### THE PROBLEM:
For every line in the records that has the word "Header", make a copy.

[Dataset excerpts]
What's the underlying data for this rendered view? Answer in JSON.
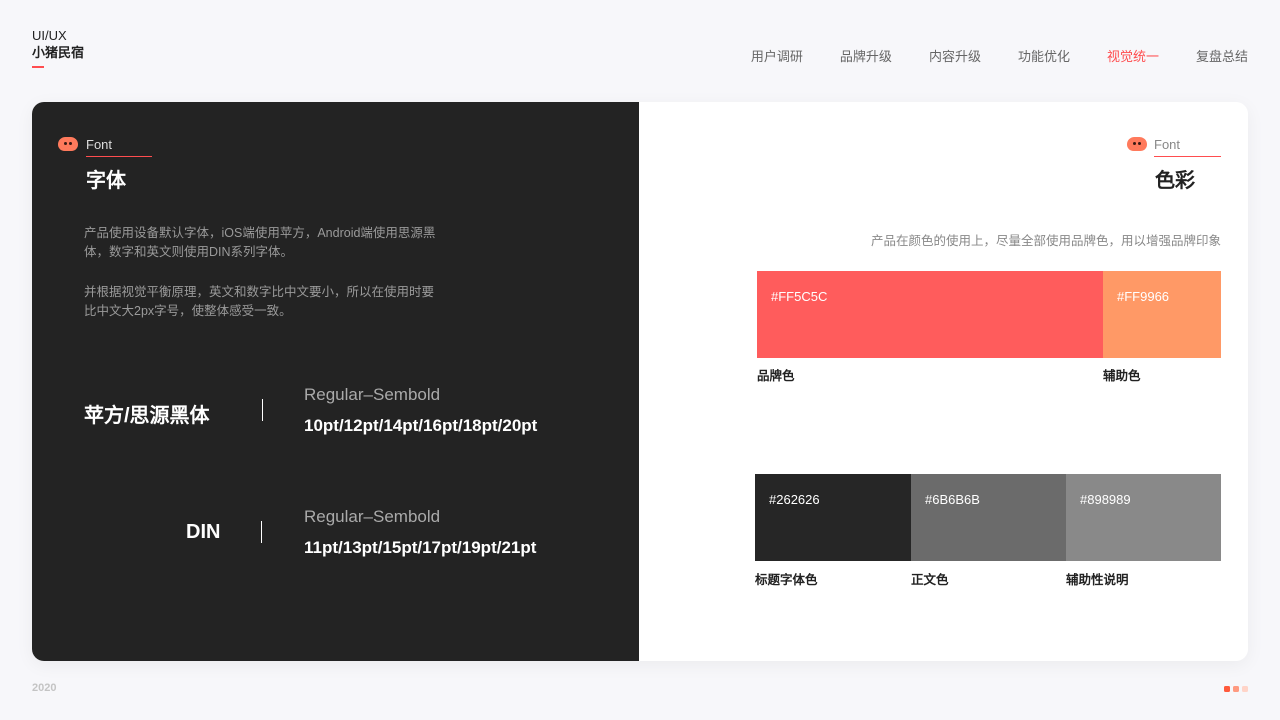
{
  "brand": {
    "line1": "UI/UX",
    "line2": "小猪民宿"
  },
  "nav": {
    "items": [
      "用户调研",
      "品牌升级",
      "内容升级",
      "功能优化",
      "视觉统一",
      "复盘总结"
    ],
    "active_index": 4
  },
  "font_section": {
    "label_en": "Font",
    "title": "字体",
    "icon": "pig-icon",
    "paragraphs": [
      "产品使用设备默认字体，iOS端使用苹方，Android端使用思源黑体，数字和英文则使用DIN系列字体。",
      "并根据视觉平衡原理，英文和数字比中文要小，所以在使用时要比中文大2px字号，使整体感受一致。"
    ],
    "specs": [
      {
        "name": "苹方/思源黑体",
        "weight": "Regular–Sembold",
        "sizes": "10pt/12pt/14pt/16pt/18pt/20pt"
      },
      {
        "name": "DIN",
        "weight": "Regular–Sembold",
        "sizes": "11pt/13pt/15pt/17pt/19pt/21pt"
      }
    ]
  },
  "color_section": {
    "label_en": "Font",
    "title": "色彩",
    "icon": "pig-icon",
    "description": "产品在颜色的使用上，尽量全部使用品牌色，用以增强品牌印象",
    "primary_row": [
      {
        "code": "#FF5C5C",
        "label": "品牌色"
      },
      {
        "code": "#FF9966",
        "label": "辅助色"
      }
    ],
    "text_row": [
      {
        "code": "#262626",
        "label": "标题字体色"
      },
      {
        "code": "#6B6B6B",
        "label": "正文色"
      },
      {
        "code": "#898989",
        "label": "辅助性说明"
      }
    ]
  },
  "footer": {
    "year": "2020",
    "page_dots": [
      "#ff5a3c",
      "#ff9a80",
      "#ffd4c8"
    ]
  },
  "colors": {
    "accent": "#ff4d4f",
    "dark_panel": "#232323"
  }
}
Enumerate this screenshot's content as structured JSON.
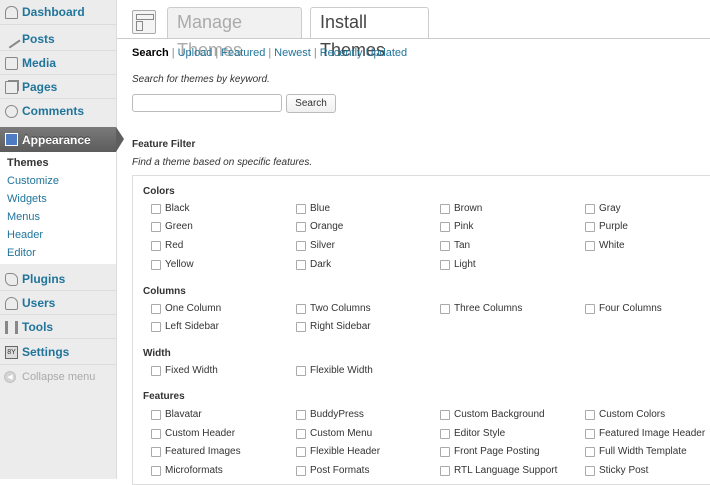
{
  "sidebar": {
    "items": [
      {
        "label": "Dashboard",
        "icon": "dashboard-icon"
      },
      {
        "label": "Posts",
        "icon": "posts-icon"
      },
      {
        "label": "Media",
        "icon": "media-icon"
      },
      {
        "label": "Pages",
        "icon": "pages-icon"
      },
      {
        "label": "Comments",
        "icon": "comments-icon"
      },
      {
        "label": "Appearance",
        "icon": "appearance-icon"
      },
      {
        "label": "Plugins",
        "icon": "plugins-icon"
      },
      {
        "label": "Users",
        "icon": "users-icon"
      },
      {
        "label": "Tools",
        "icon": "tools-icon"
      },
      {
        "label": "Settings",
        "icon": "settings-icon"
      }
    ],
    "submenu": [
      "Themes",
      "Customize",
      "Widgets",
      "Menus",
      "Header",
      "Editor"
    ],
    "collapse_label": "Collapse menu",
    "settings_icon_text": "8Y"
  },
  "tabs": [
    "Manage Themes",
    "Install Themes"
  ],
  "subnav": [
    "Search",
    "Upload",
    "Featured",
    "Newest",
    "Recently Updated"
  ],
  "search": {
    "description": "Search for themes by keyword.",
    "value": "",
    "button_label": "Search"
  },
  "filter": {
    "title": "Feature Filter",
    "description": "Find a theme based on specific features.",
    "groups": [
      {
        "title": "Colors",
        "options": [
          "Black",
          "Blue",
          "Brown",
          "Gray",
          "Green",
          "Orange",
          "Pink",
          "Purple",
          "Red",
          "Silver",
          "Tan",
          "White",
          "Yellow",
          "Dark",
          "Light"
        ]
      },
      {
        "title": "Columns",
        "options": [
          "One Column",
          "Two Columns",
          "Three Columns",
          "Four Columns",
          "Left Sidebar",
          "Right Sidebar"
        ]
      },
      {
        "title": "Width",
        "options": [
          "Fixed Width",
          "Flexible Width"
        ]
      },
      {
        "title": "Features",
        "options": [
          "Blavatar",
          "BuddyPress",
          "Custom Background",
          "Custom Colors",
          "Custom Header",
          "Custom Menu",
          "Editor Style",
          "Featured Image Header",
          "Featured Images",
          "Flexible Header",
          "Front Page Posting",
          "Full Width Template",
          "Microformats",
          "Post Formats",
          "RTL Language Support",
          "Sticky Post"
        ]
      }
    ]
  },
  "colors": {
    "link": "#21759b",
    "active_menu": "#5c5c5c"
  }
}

### RESULT:
      "Header",
          "Custom Header",
          "Featured Image Header",
          "Flexible Header",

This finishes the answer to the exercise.